_Data items_
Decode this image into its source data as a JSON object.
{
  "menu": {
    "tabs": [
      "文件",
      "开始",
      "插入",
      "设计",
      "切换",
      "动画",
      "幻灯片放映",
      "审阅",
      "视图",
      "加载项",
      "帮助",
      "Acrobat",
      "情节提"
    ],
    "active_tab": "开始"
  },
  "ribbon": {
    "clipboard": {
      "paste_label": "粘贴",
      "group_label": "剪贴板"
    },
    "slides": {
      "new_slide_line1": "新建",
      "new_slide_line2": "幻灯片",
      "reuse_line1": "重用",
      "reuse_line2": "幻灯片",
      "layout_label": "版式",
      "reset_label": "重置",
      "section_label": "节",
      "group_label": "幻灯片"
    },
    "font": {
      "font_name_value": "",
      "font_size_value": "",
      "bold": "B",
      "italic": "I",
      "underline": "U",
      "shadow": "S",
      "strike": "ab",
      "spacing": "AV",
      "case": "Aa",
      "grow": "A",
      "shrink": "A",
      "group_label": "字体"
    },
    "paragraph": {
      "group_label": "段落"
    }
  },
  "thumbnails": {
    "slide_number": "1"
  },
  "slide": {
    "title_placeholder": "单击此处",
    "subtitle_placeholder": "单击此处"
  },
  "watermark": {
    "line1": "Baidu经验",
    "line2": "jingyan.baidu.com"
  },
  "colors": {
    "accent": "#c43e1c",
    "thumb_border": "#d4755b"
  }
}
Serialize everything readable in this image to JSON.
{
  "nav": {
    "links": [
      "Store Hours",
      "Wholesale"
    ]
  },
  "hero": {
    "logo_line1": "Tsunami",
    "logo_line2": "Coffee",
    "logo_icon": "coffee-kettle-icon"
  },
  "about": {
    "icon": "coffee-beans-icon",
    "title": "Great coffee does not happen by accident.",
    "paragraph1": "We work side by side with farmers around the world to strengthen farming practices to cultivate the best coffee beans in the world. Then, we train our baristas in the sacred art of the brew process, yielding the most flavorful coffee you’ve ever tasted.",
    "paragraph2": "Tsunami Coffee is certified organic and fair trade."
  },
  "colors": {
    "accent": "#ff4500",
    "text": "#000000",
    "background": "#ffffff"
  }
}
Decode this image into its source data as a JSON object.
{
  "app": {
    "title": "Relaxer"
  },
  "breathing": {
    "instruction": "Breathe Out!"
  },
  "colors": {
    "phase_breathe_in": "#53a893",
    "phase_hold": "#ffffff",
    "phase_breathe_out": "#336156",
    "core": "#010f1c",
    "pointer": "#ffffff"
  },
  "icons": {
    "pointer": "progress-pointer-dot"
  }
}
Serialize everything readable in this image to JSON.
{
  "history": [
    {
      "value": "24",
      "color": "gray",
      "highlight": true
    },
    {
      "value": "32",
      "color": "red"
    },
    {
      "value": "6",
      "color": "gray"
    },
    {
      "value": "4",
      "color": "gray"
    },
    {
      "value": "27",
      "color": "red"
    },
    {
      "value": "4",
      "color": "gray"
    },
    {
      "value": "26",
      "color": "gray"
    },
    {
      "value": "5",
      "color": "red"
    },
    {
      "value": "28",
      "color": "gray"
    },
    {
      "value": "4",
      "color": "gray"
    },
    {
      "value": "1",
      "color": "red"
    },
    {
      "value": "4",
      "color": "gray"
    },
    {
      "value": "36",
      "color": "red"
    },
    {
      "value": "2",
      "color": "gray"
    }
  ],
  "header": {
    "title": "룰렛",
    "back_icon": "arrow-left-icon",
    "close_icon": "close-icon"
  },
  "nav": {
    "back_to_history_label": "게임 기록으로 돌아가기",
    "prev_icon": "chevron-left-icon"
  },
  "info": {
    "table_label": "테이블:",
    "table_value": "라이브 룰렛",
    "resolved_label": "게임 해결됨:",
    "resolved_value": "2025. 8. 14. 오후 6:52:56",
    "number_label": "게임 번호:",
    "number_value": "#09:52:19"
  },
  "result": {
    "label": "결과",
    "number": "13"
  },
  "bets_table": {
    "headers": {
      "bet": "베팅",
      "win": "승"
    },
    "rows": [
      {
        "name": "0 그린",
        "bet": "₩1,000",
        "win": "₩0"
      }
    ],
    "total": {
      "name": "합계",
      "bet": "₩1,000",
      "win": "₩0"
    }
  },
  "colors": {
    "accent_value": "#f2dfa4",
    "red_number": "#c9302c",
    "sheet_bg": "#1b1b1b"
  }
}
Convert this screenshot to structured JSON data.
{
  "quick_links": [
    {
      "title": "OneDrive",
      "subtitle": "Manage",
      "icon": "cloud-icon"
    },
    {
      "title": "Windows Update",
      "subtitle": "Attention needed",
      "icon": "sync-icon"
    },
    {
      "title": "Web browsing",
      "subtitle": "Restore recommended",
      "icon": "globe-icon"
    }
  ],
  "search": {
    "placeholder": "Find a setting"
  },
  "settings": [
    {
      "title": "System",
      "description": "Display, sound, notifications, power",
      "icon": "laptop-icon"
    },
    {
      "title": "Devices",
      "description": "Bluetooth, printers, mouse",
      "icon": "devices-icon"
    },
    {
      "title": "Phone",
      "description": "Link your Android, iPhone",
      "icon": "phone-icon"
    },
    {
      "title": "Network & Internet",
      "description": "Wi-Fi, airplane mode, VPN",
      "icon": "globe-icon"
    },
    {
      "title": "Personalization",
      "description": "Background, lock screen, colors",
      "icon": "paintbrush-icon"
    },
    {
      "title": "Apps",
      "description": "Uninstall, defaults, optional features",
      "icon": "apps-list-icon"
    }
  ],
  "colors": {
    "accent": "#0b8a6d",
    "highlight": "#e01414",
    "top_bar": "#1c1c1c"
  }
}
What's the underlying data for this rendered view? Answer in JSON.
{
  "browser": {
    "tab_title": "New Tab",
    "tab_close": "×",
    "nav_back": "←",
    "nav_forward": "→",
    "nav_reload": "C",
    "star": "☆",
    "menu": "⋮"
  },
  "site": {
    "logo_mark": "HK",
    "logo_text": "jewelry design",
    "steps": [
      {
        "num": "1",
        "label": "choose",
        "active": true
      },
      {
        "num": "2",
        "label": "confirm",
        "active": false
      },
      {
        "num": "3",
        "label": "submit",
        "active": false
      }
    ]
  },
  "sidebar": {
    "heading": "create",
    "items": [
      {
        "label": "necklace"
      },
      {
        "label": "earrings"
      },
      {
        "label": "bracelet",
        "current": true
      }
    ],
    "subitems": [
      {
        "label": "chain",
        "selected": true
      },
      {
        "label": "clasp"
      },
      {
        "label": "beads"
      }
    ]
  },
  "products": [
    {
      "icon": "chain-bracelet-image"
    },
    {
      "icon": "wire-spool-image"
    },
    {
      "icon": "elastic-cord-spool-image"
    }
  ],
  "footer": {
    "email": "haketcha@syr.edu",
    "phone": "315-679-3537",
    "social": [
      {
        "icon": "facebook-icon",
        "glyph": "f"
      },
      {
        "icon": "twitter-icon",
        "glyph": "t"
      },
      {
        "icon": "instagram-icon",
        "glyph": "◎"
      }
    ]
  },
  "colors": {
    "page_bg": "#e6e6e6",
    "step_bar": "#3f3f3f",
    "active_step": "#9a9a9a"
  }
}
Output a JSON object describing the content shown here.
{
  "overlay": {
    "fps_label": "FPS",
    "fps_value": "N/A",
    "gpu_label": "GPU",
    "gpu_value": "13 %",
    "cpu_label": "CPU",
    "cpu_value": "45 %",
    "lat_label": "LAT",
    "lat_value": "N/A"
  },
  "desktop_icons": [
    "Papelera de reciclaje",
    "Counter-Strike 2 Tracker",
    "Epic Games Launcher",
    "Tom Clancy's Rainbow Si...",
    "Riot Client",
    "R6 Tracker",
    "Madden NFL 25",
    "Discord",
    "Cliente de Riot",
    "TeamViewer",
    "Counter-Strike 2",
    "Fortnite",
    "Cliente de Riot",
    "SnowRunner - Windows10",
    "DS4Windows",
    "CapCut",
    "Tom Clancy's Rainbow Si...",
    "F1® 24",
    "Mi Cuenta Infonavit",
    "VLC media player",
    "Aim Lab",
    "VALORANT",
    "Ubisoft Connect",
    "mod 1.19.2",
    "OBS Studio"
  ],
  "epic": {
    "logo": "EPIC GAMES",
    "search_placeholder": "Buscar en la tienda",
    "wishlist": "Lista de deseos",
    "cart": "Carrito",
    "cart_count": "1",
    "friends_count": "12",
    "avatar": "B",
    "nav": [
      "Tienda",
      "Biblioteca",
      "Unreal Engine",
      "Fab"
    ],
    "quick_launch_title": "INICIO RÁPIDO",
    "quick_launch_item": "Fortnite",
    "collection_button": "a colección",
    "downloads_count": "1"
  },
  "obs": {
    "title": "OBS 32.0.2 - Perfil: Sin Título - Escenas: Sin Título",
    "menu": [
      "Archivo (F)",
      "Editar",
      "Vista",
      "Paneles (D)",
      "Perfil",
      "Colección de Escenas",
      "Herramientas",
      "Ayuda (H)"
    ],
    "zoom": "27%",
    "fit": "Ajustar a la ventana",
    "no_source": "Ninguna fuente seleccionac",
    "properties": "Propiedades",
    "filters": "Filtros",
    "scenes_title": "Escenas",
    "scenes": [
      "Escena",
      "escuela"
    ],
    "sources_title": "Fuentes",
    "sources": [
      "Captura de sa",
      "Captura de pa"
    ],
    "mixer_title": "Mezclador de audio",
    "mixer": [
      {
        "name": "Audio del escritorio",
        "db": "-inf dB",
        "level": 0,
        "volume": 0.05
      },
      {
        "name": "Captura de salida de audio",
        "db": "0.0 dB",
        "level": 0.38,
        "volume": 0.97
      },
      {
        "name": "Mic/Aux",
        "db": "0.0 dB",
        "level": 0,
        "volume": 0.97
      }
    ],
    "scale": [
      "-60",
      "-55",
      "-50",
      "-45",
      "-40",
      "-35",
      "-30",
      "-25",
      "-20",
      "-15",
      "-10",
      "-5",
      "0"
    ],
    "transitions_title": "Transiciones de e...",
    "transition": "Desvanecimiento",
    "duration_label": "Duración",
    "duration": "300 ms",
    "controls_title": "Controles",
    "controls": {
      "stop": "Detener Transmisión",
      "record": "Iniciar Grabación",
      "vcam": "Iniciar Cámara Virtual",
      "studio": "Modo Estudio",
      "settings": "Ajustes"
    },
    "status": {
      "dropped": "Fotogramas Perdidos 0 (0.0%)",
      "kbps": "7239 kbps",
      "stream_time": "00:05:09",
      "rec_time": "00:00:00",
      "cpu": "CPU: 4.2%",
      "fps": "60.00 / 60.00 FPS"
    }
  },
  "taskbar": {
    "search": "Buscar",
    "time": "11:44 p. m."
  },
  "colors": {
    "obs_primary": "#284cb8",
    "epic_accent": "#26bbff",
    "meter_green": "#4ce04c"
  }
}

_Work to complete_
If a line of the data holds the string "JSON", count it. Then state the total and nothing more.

_Problem solution_
7